This Genetic Mutation May Explain Why Some Women Struggle to Breastfeed
February 28, 2022
The World Health Organized, American Academy of Pediatrics and the American College of Obstetricians and Gynecologists all recommend new moms exclusively breastfeed until baby is six months old, as this helps give baby the nutrition they need and boosts their immune system.
However, not every mom is able to do this—and it could be for a myriad of reasons including a lack of supply, pain, it doesn’t work with her schedule or she simply doesn’t want to. While all of these are legitimate reasons to stop breastfeeding, one study is finding that, for women who have an inadequate milk supply, a genetic mutation may be to blame.
The study was conducted by Penn State College of Medicine and published in Breastfeeding Medicine. It looked at perceived inadequate milk supply (PIMS), which is a condition in which women stop breastfeeding because their supply wasn’t enough. The researchers looked at 88 women between 19 and 42 years old over the course of the first year of their child’s life. The moms also answered surveys on baby’s feeding habits at one, 4, 6 and 12 months old, including questions on perceived milk supply, as well as whether baby’s diet was supplemented with formula and why. Many women stated the following reasons for supplementing with formula: low milk production, signs of allergic reactions to breast milk, work schedules, day care or other time constraints.
The researchers also collected DNA samples in the form of saliva from the mothers. They analyzed 18 genes that frequently occurred in milk-producing tissue in women, looking for mutations within them to find if there was an association with PIMS. While they found 10 modifications in the genes, there was one variant found more frequently in women who suffered from PIMS. While age, previous breastfeeding experience and body mass index did not play as big a role in determining PIMS or PAMS (percieved adequate milk supply), the researchers found this mutation did. According to the study, screening for this mutation, in combination with other factors like age and body mass index, could be helpful in identifying the moms at risk for stopping breastfeeding early due to inadequate supply.
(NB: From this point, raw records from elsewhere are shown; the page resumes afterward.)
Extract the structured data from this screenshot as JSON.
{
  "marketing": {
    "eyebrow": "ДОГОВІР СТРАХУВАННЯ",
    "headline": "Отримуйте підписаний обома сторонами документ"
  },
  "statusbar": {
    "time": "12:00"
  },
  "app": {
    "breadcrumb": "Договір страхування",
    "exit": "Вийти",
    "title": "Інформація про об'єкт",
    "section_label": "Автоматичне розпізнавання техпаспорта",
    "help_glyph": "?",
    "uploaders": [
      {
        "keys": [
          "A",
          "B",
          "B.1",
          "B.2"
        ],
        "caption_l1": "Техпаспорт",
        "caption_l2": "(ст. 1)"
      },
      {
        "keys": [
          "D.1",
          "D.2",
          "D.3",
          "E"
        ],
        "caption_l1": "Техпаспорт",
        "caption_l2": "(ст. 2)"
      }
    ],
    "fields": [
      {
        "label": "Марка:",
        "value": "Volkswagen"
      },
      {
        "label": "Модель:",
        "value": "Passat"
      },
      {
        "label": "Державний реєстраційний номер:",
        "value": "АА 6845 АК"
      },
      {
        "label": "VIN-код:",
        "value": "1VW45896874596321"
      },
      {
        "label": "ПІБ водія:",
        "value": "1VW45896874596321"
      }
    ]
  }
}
According to Dr. Steven Hicks, lead researcher and pediatrician at Penn State Health Children’s Hospital, 83 percent of women start breastfeeding, but only 57 percent continue until their child is 6 months old. “Socioeconomic and environmental factors may contribute to early cessation, but milk supply is also an often-cited reason. Identifying women who are more likely to have low milk supply could help get them resources to continue breastfeeding such as lactation consultation services,” he said in a press release. “Identifying risk of PIMS at the outset of breastfeeding could provide opportunities for early, targeted interventions.”
While more research is needed and the findings need to be proven with a larger sample size, Hicks is hopeful this work will help new mothers meet their breastfeeding goals. “Moms with this mutation still produce milk, even if it may be less than women without the mutation, but challenges like poor diet, hydration or sleep could be enough to hinder the supply that they do have,” he said. “Screening for this variant and combining that with maternal reports and characteristics could help identify moms and babies that may need additional support.”